Dataset records
—————
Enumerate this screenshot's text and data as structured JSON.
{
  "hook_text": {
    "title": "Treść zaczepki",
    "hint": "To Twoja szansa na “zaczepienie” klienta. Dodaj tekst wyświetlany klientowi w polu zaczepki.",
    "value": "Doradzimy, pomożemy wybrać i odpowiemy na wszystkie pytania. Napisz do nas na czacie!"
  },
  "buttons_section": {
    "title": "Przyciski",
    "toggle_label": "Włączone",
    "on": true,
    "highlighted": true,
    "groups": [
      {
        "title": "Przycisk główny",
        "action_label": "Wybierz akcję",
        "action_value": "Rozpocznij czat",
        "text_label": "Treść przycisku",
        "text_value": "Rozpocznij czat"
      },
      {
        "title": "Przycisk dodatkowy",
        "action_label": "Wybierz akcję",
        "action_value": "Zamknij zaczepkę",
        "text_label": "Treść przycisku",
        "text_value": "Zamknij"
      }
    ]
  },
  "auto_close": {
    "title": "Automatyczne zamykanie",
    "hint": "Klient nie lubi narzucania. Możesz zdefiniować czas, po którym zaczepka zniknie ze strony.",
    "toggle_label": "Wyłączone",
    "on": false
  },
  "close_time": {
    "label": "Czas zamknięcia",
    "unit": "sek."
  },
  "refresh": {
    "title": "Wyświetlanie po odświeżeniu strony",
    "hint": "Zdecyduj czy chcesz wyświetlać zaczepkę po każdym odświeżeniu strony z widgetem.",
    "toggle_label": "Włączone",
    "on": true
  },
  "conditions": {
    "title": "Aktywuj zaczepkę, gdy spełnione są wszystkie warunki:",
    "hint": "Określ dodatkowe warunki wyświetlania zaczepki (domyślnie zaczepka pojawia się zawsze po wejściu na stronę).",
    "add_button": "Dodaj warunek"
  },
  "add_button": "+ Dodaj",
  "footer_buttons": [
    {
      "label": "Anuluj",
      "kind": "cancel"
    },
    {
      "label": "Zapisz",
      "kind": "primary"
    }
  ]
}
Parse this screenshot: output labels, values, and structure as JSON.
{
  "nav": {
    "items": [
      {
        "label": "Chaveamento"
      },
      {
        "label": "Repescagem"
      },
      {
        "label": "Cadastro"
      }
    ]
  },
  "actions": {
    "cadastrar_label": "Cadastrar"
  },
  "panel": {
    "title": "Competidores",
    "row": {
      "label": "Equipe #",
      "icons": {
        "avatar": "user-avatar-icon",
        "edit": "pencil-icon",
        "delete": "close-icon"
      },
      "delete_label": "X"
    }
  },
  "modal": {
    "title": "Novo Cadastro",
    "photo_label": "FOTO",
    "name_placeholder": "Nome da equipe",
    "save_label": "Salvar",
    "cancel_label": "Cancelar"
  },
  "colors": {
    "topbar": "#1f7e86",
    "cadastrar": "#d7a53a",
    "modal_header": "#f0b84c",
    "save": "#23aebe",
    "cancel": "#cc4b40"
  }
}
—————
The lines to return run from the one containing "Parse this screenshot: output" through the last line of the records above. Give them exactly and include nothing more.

■ **ANSWER BOX**
Parse this screenshot: output labels, values, and structure as JSON.
{
  "nav": {
    "items": [
      {
        "label": "Chaveamento"
      },
      {
        "label": "Repescagem"
      },
      {
        "label": "Cadastro"
      }
    ]
  },
  "actions": {
    "cadastrar_label": "Cadastrar"
  },
  "panel": {
    "title": "Competidores",
    "row": {
      "label": "Equipe #",
      "icons": {
        "avatar": "user-avatar-icon",
        "edit": "pencil-icon",
        "delete": "close-icon"
      },
      "delete_label": "X"
    }
  },
  "modal": {
    "title": "Novo Cadastro",
    "photo_label": "FOTO",
    "name_placeholder": "Nome da equipe",
    "save_label": "Salvar",
    "cancel_label": "Cancelar"
  },
  "colors": {
    "topbar": "#1f7e86",
    "cadastrar": "#d7a53a",
    "modal_header": "#f0b84c",
    "save": "#23aebe",
    "cancel": "#cc4b40"
  }
}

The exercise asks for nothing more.